:: INPUT DATA ::
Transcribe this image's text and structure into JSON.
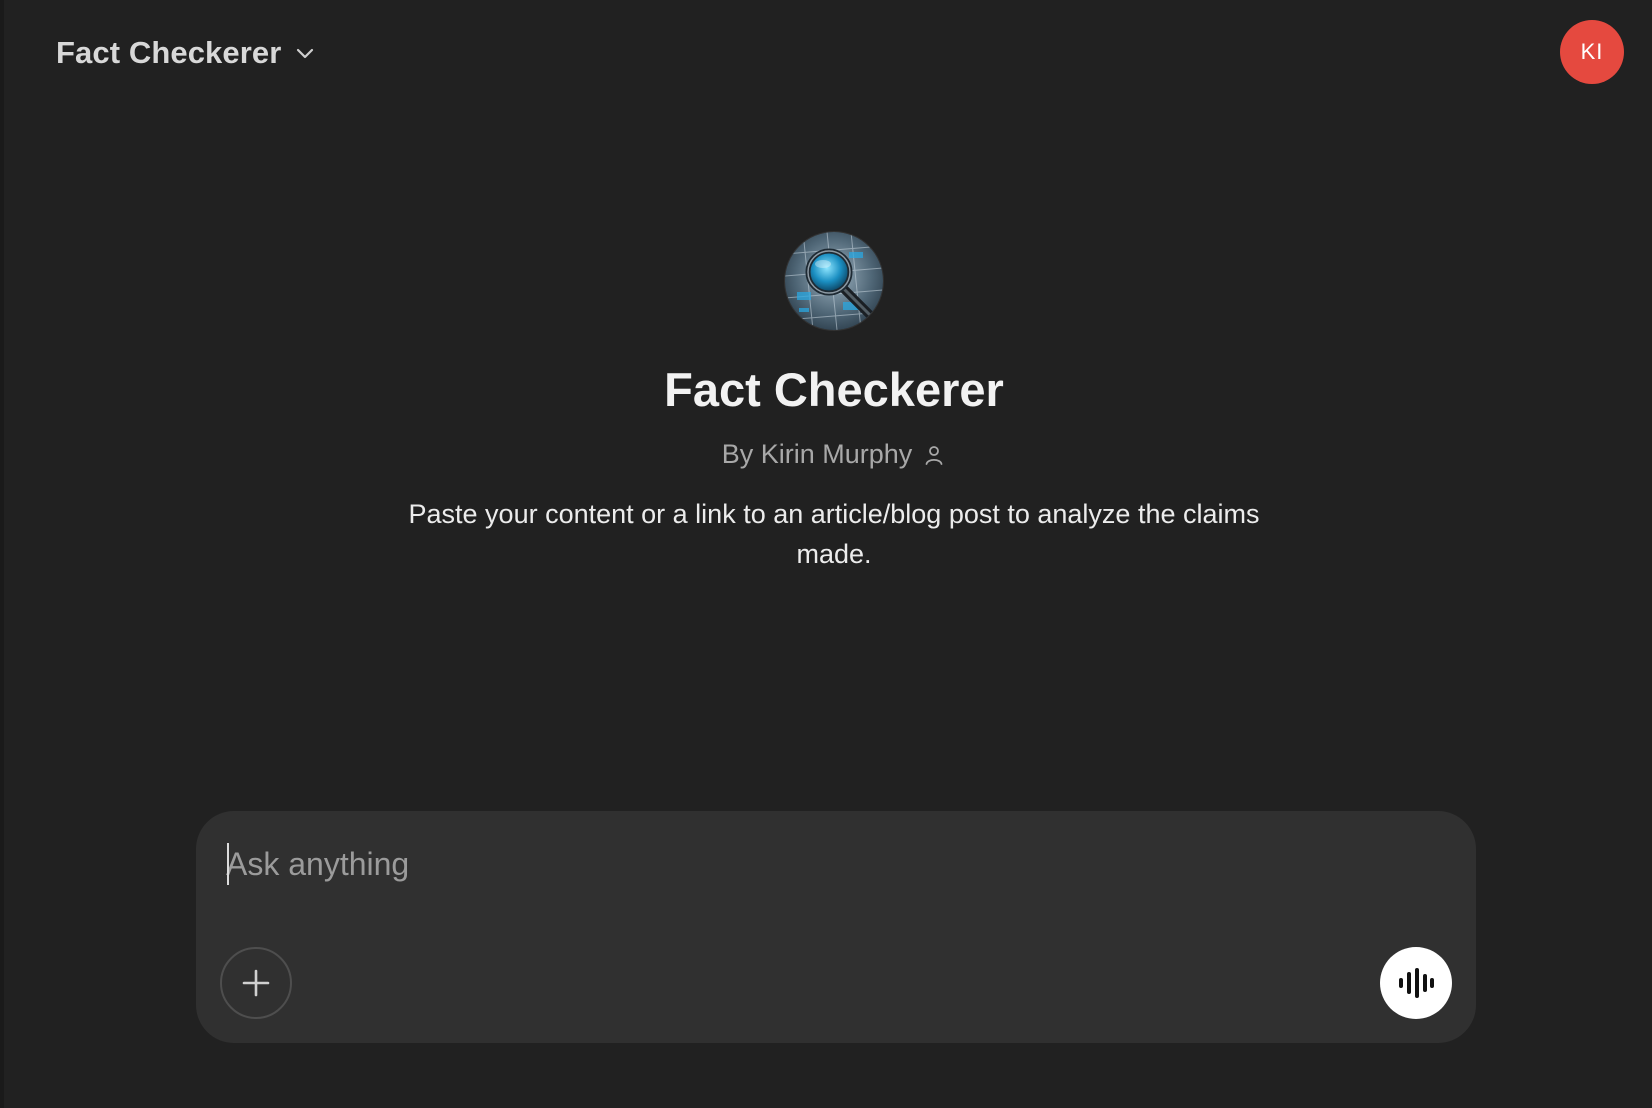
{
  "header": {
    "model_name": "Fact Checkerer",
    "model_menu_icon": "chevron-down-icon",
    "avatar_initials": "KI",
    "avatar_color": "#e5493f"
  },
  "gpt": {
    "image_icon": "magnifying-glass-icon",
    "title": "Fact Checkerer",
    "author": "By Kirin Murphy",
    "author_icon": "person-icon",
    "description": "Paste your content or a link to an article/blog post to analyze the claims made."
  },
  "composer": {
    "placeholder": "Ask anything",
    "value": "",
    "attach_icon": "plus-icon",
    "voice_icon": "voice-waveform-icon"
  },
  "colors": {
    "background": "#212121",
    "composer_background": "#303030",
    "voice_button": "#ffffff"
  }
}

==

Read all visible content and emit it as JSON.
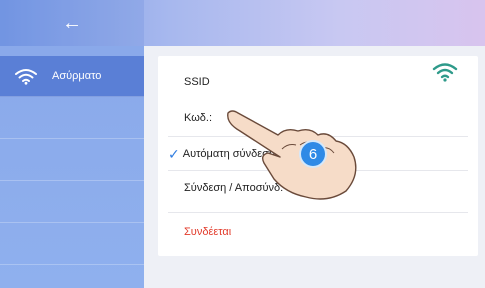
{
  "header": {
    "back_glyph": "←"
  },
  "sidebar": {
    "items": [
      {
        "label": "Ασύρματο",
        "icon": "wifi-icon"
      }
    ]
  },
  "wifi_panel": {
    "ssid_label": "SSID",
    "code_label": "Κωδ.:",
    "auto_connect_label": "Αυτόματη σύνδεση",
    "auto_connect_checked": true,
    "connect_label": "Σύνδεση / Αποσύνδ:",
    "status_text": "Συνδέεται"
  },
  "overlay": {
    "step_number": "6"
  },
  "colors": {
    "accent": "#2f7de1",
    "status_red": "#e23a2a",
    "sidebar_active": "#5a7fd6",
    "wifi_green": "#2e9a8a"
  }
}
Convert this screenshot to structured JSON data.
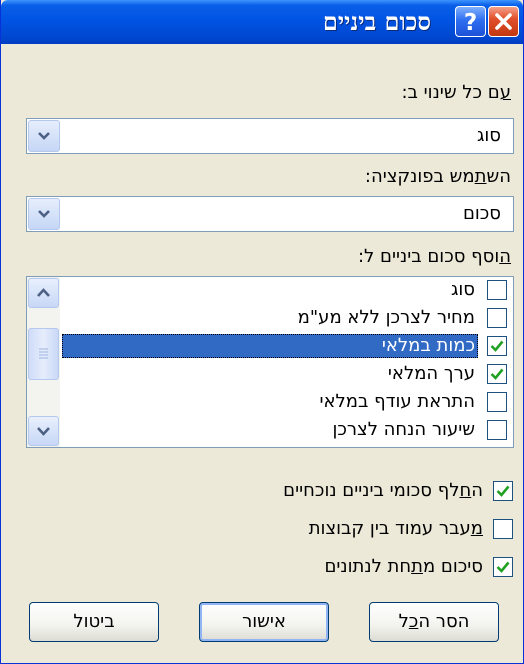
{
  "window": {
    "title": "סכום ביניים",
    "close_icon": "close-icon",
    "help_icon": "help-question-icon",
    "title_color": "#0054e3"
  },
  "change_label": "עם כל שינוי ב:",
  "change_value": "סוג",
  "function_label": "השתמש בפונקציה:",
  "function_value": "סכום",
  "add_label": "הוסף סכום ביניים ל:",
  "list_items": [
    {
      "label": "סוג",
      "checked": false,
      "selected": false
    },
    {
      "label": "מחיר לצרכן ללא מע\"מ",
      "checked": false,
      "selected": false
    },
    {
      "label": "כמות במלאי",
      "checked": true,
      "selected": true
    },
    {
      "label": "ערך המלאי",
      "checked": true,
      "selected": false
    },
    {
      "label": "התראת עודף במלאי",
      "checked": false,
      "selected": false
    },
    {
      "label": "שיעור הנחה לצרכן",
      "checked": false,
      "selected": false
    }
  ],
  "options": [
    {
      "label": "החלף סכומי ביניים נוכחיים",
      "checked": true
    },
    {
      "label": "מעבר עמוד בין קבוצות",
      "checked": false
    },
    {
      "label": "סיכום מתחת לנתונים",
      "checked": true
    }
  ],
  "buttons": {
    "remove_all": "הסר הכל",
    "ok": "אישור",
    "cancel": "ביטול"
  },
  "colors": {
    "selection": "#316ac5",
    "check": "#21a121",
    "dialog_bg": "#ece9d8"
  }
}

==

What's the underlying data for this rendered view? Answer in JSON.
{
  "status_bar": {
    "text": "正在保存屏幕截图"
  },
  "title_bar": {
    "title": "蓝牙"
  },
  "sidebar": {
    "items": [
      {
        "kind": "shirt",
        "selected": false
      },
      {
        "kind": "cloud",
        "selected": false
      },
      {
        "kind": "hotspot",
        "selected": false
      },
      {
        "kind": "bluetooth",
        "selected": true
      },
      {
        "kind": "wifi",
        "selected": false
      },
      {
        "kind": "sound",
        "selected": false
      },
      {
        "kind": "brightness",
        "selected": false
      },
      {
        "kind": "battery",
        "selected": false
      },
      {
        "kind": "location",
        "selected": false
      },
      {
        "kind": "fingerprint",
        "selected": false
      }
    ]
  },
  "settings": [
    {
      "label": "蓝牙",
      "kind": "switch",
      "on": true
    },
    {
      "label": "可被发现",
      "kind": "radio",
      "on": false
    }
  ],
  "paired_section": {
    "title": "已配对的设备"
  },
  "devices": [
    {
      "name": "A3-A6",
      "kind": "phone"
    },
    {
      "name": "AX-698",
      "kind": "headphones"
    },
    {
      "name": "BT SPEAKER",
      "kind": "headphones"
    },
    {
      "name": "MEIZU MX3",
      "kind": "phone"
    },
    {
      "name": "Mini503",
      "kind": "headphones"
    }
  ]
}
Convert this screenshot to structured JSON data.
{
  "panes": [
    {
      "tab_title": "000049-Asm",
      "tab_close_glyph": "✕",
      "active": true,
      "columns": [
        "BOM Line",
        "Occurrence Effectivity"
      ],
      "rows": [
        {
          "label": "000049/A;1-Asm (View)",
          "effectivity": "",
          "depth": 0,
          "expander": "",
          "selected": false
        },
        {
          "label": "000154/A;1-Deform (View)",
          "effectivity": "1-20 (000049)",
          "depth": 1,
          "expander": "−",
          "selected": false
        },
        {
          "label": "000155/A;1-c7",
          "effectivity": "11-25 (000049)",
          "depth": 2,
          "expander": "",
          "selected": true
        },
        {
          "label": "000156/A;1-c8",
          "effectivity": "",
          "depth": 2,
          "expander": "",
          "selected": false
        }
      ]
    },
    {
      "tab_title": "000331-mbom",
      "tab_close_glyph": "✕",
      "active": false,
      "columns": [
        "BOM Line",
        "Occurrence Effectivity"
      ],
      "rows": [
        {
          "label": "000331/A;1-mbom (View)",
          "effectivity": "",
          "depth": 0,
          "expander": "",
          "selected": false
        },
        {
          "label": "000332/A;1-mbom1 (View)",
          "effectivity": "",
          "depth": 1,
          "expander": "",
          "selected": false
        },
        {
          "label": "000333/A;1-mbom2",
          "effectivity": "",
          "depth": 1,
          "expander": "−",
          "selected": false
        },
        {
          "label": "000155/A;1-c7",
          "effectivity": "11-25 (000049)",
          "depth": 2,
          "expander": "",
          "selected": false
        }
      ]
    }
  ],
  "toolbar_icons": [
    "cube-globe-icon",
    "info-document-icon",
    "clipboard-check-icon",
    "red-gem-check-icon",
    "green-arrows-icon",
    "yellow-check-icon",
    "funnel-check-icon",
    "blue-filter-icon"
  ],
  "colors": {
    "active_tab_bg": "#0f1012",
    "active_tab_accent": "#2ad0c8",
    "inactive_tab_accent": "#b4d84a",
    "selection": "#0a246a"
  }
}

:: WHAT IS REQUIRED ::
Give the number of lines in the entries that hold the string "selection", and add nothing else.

:: YOUR RESPONSE ::
2